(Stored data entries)
· · · · ·
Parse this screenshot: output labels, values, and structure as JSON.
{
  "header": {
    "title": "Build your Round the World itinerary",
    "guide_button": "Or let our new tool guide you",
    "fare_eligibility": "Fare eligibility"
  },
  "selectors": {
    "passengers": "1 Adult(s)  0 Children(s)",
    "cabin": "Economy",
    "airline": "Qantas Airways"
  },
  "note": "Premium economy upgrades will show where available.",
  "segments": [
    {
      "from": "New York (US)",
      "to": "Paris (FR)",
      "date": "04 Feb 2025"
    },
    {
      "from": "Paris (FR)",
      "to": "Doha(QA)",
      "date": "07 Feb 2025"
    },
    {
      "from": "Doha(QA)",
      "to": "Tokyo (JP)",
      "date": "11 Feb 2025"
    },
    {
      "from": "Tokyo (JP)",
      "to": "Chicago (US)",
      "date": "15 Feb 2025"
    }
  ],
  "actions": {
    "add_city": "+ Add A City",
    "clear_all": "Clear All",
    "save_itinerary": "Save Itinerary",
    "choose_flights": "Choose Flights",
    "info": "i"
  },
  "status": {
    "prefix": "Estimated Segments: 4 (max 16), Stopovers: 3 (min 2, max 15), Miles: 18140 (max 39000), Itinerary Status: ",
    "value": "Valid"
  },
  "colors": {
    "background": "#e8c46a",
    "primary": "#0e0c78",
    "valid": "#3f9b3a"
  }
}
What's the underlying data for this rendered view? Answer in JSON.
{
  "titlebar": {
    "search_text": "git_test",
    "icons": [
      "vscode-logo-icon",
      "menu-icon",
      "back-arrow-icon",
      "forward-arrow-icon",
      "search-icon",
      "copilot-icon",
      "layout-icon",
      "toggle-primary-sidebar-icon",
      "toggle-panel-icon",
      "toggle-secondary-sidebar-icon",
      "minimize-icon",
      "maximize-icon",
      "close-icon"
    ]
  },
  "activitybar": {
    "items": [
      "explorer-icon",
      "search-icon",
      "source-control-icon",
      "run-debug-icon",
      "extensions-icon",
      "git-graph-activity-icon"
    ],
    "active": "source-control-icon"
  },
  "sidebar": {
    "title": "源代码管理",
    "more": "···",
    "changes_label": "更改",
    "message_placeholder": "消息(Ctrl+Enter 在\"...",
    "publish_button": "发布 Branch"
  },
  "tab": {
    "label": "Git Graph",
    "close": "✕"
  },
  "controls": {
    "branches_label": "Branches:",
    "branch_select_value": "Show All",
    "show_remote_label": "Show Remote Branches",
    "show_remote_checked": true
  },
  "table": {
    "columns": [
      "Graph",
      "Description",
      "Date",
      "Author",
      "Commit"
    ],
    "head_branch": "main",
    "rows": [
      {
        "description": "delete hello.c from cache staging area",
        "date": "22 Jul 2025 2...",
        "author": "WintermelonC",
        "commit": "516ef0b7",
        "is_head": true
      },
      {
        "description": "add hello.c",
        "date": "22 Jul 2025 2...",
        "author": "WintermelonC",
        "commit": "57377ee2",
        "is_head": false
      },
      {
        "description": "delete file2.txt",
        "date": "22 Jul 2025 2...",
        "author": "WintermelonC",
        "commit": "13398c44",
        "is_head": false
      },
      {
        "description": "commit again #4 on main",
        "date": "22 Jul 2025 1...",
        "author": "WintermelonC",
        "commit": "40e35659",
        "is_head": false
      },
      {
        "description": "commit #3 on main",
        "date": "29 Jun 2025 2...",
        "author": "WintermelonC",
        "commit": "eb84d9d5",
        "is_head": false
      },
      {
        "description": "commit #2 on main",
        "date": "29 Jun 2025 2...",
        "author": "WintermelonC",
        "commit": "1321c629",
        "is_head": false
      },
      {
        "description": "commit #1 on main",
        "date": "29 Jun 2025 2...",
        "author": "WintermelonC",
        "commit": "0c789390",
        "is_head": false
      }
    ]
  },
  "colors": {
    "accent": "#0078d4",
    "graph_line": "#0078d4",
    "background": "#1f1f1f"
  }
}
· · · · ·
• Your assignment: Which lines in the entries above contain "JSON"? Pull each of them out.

• Reply:
Parse this screenshot: output labels, values, and structure as JSON.
What's the underlying data for this rendered view? Answer in JSON.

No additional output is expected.